“Holey Graphene” Stores More Energy in Less Space
There’s this meeting of technologies subtly underway. On one side we have batteries, which store more energy. On the other, we have supercaps, which deliver higher power. As we’ve mentioned in the past, technology seems to be evolving to bring the two together, blurring the distinction. The best combination is one of high energy storage and high power, and, while we’re not necessarily there yet, a team at UCLA has published some results for a supercapacitor with storage properties approaching that of a lead-acid battery.
First, though, a couple of figures of merit. Absolute energy capacity and power are important, but they can be applied only to a given supercap or battery. A bigger unit will store more energy, for example. There are two measures for evaluating the storage capacity normalized for either weight or size, generically known as the specific capacitance, and they’re properties of the energy-storing material.
Hierofalcon Processor Does Pretty Much What It’s Supposed To
I really wanted to like this chip. But then I talked to the manufacturer.
Let me explain. Your humble servants here at Electronic Engineering Journal talk to a lot of people at a lot of different companies. That’s what we do. The vendors tell us about their whizzy new chip, or new software, or new business venture, or whatever. We listen politely at first, knowing that the vendor will – quite rightly – present the product in its best possible light. That’s their job.

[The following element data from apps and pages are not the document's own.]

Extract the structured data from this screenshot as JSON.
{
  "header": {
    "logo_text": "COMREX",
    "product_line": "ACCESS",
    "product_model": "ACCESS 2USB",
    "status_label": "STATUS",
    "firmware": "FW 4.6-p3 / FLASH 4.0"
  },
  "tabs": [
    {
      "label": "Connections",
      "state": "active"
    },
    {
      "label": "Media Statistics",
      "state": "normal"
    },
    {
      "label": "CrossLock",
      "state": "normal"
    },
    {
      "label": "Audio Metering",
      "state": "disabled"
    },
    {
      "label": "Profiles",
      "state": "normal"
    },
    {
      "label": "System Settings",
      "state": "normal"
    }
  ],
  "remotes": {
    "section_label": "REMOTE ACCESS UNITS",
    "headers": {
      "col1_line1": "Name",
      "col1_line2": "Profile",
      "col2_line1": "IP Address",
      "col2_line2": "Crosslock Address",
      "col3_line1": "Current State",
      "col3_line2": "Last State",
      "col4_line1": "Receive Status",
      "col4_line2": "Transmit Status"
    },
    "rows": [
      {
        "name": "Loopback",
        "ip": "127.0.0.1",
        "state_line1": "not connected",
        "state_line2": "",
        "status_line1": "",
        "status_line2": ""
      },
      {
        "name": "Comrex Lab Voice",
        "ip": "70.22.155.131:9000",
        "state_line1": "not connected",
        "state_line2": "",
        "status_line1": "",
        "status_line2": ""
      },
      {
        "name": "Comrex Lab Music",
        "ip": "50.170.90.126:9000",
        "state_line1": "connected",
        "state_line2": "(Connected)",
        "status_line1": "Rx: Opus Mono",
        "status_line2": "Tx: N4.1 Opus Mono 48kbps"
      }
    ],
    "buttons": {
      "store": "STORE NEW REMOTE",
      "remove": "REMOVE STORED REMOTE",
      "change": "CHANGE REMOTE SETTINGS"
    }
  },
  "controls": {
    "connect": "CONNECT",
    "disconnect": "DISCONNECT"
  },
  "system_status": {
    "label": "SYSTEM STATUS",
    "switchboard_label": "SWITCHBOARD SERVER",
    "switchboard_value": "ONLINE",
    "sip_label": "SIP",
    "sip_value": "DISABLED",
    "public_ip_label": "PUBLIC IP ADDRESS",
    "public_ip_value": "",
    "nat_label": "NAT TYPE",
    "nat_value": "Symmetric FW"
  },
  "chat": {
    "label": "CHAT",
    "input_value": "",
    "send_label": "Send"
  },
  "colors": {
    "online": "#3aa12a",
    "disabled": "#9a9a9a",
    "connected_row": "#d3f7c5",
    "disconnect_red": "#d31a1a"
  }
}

Now, if we were working for some other publications or online journals I could name, we’d just print whatever the vendor told us. “New chip promises to revolutionize Internet of Things!” or “Software update is a game-changer!” or “Company reveals new product and you’ll never guess what happens next!” We’ve all seen those types of breathless (and brainless) headlines. But here at EEJ we like to do a little better. That’s our job.